Waterproof trousers, which should be GTX or Sympatex or equivalent. These should be roomy enough to fit over your long johns and regular trousers. We suggest looking at army surplus first: these are strong, simple and cheap for what they are.
A waterproof jacket, likewise one with membrane is a good idea. Again this should fit over all other clothing if needed. And again, look at surplus stuff first. A rain cape is also OK, but moving around in it is a pain in the ass.
A hat, watch cap, scarf and gloves. The hat is just for sun protection, a boonie hat is a good choice but a baseball cap could work too. The watch cap and scarf should be made of wool. For gloves, any strong gloves will do, just make sure they don't mind handling tools and doing campfire stuff. Consider going modular: get strong leather overgloves and wear woolen gloves underneath. A pair of mittens for winter is a good investment too.
The simple writer of this simple article lives in the past, so he sometimes prefers old timey woolen (wool frieze) clothes.

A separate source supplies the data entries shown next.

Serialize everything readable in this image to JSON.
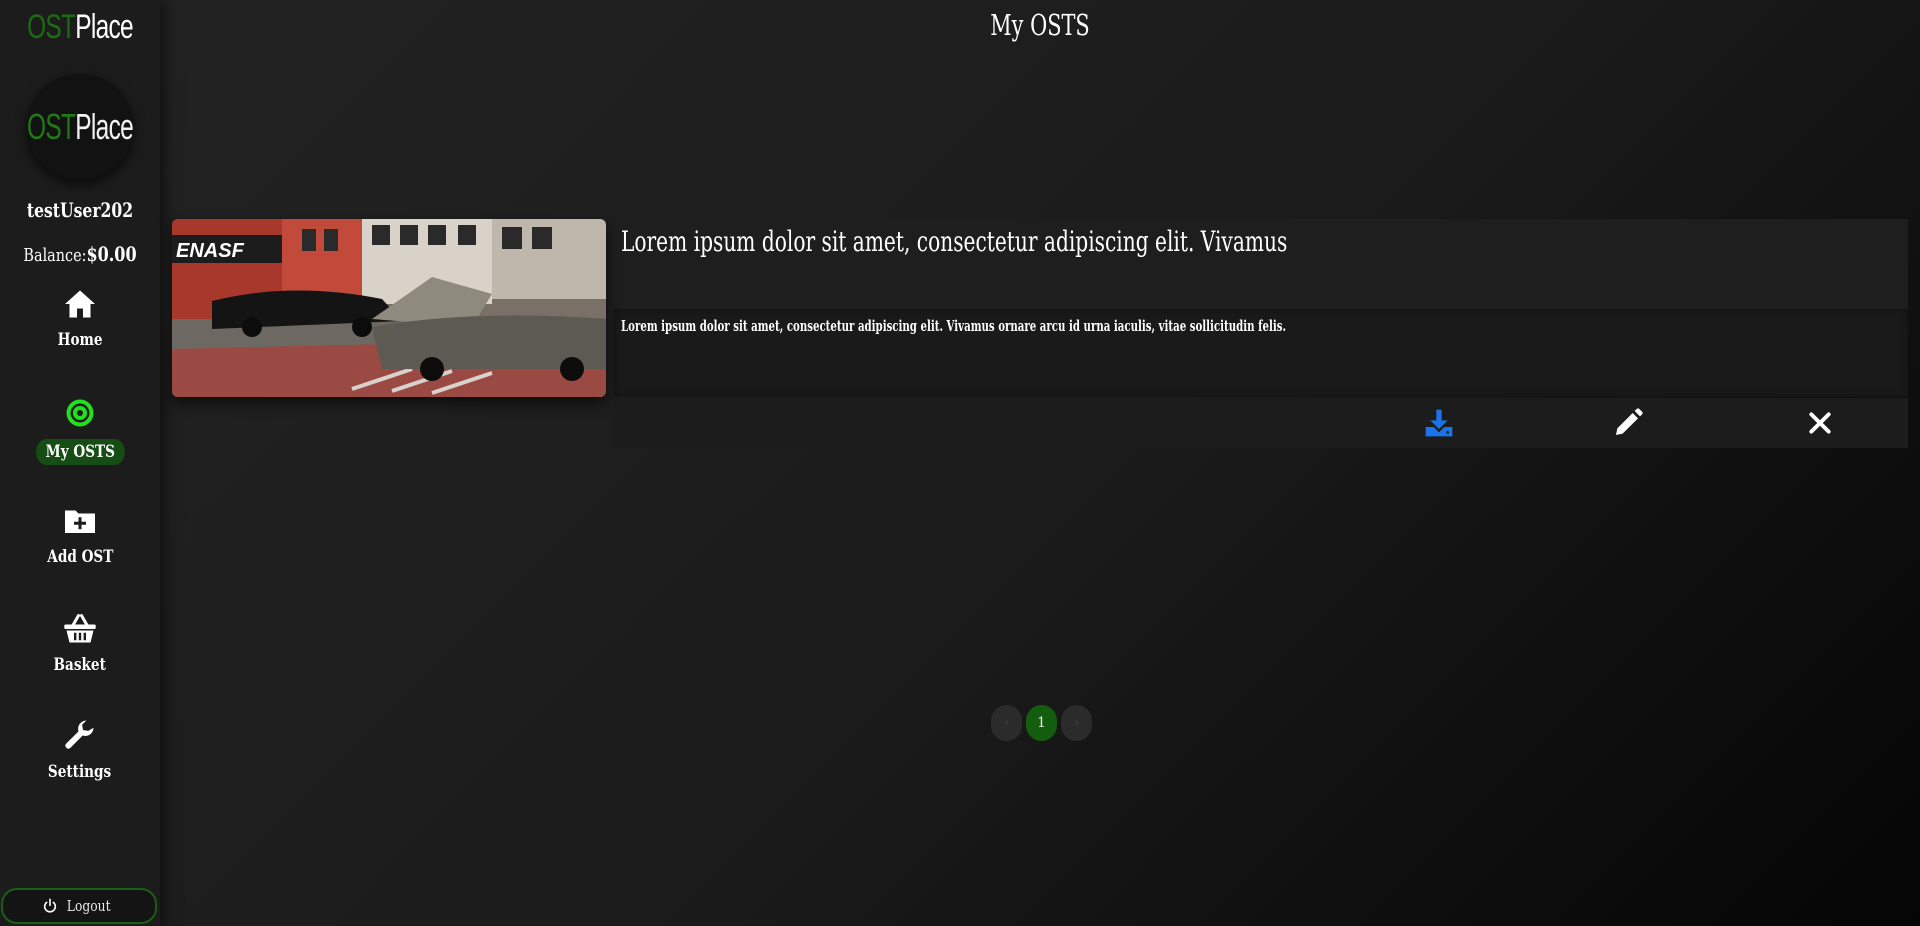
{
  "brand": {
    "ost": "OST",
    "place": "Place"
  },
  "avatar": {
    "ost": "OST",
    "place": "Place"
  },
  "user": {
    "name": "testUser202",
    "balance_label": "Balance:",
    "balance_value": "$0.00"
  },
  "nav": {
    "items": [
      {
        "label": "Home",
        "icon": "home-icon"
      },
      {
        "label": "My OSTS",
        "icon": "disc-icon",
        "active": true
      },
      {
        "label": "Add OST",
        "icon": "folder-plus-icon"
      },
      {
        "label": "Basket",
        "icon": "basket-icon"
      },
      {
        "label": "Settings",
        "icon": "wrench-icon"
      }
    ]
  },
  "logout": {
    "label": "Logout",
    "icon": "power-icon"
  },
  "page": {
    "title": "My OSTS"
  },
  "ost_card": {
    "title": "Lorem ipsum dolor sit amet, consectetur adipiscing elit. Vivamus",
    "description": "Lorem ipsum dolor sit amet, consectetur adipiscing elit. Vivamus ornare arcu id urna iaculis, vitae sollicitudin felis.",
    "image_sign_text": "ENASF",
    "actions": [
      {
        "icon": "download-icon",
        "color": "#1a73e8"
      },
      {
        "icon": "pencil-icon",
        "color": "#ffffff"
      },
      {
        "icon": "close-icon",
        "color": "#ffffff"
      }
    ]
  },
  "pagination": {
    "prev": "‹",
    "current": "1",
    "next": "›"
  },
  "colors": {
    "accent_green": "#145c0e",
    "brand_green": "#1c6b12",
    "download_blue": "#1a73e8"
  }
}
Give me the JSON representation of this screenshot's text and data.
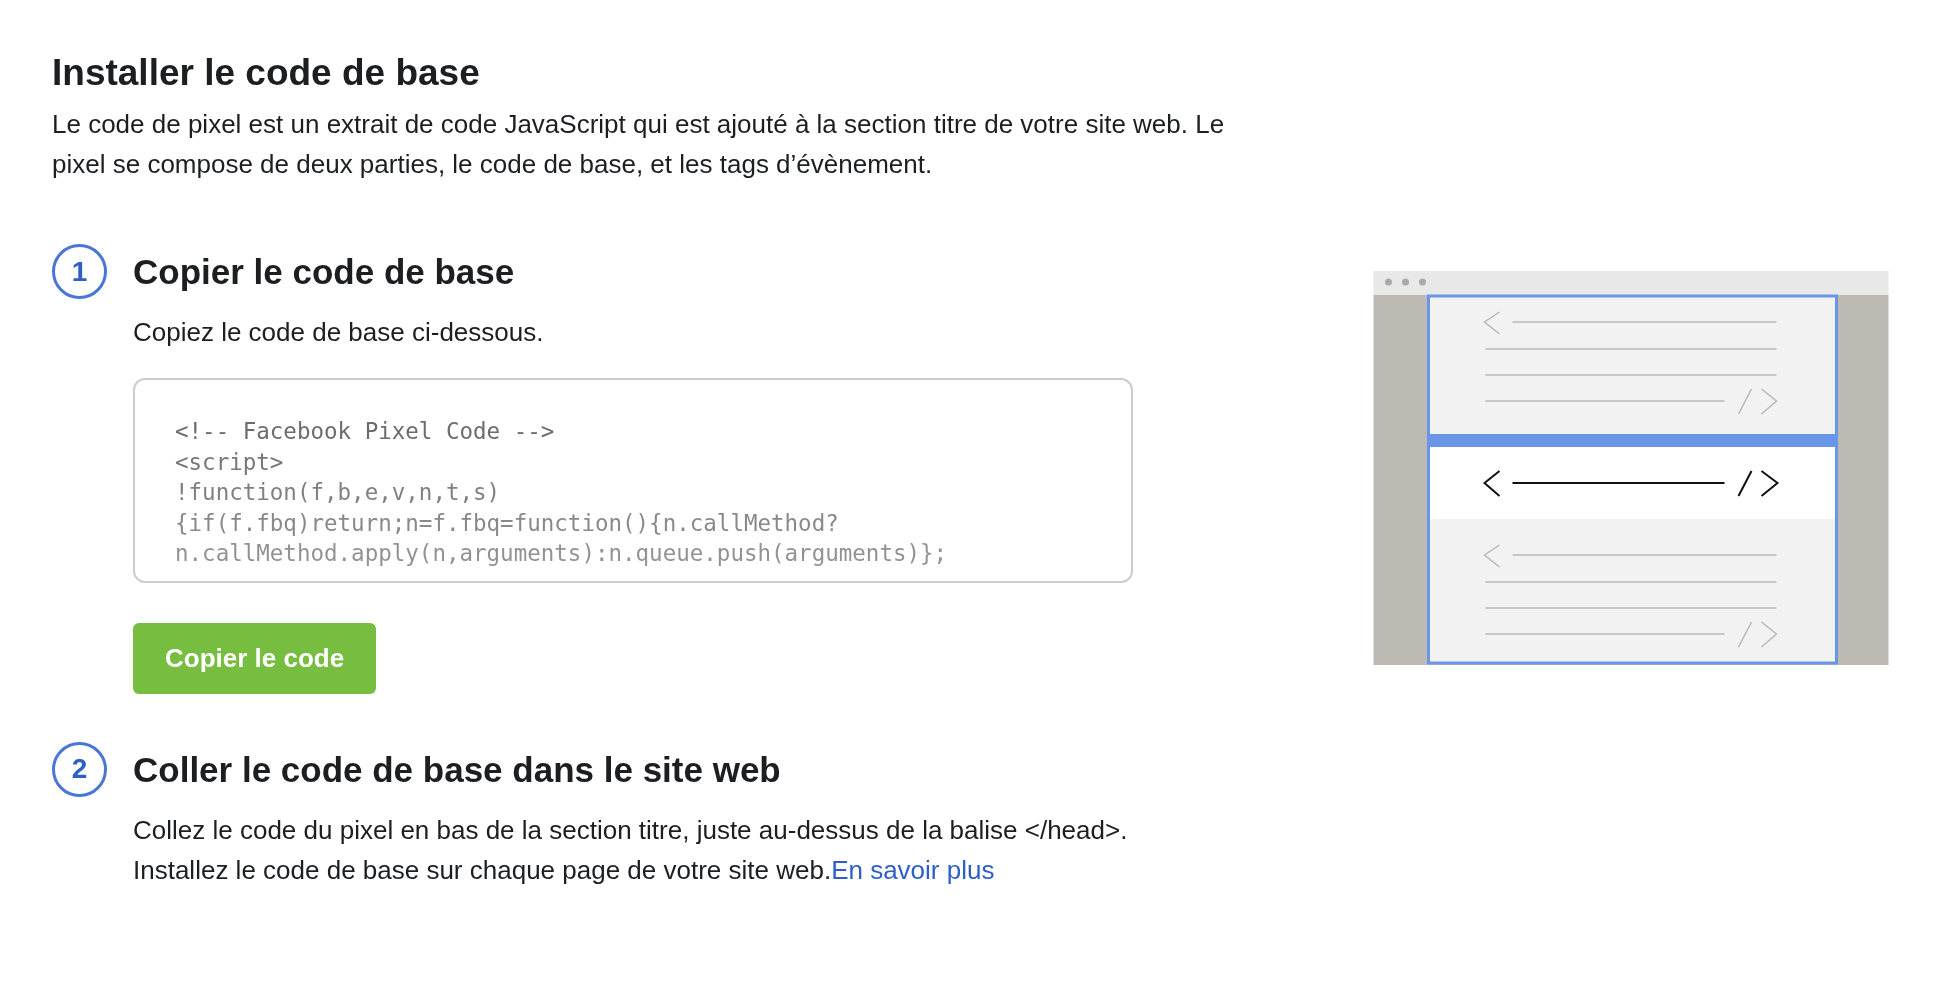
{
  "title": "Installer le code de base",
  "intro": "Le code de pixel est un extrait de code JavaScript qui est ajouté à la section titre de votre site web. Le pixel se compose de deux parties, le code de base, et les tags d’évènement.",
  "steps": [
    {
      "number": "1",
      "title": "Copier le code de base",
      "description": "Copiez le code de base ci-dessous.",
      "code": [
        "<!-- Facebook Pixel Code -->",
        "<script>",
        "!function(f,b,e,v,n,t,s)",
        "{if(f.fbq)return;n=f.fbq=function(){n.callMethod?",
        "n.callMethod.apply(n,arguments):n.queue.push(arguments)};"
      ],
      "button": "Copier le code"
    },
    {
      "number": "2",
      "title": "Coller le code de base dans le site web",
      "description": "Collez le code du pixel en bas de la section titre, juste au-dessus de la balise </head>. Installez le code de base sur chaque page de votre site web.",
      "link": "En savoir plus"
    }
  ]
}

These are very appropriate for mid-season and winter; they keep you warm, breathe well, have a degree of water resistance, but won't block much wind. A good thing while on the move, not so nice when being stationary. Some say they can be a bit itchy and scratchy, but there are differences among wool clothes. These definitely have their place as outdoor garments, being used since ancient times. Examples of modern wool frieze clothing are our Särmä TST Woolshell jackets and trousers. The availability of military surplus varies greatly, that's why our examples are of new manufacture.
Nature is not a sterile environment

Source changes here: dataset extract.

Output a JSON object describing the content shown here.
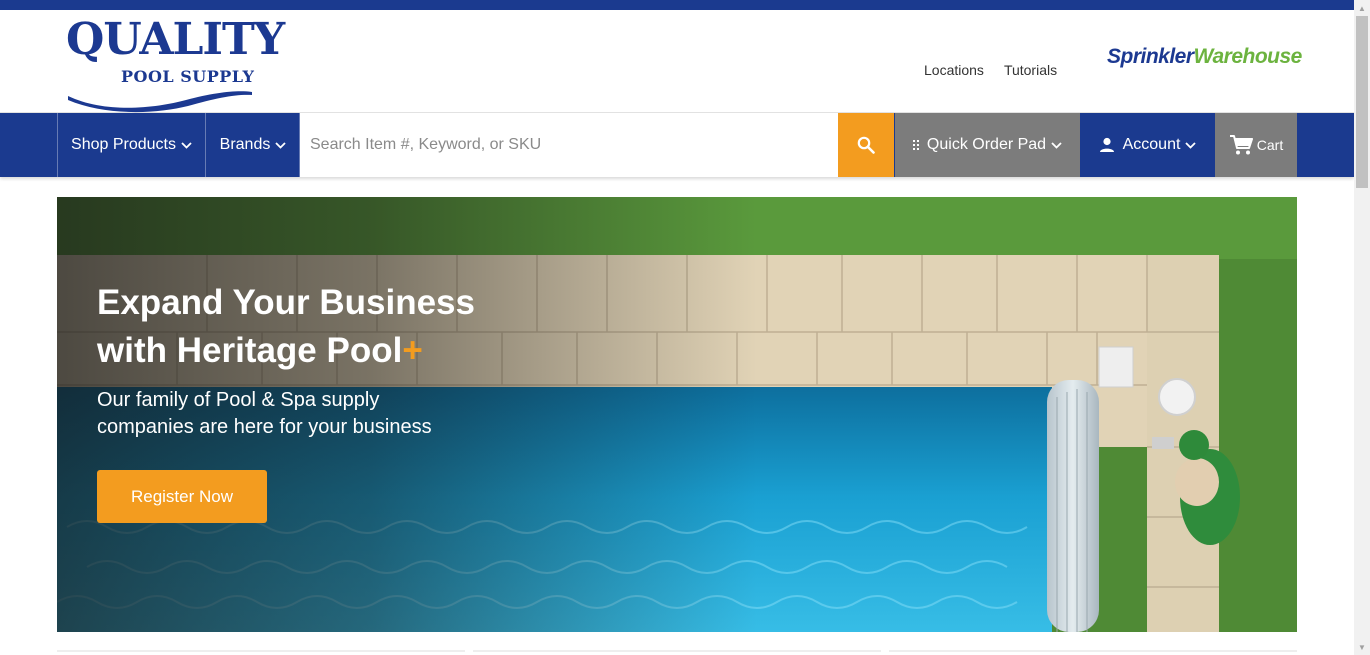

It's wise to realize that your clothes will get dirty when tramping around the forest, and it's really fun to tramp around the forest when you do not have to worry too much. So, we suggest dedicating certain clothes for outdoor use. The author boldly states that it's also a way of respecting nature to wear clothing with appropriate toned down, earthly color schemes as opposed to the logo-ridden neon madness seen too often.
Also, remember to take care of your kit so it will serve you well. Always dry and clean your clothes after a trip in the woods and care for your boots too. Some brushing will go a long way for both clothes and boots, washing is not usually necessary after every little trip outside.
"I don't know how to use these!"
Succesful use of different clothing in different conditions is an art form, and the best way to learn it is to do it. However, rather good base knowledge can be found from our article about layered clothing.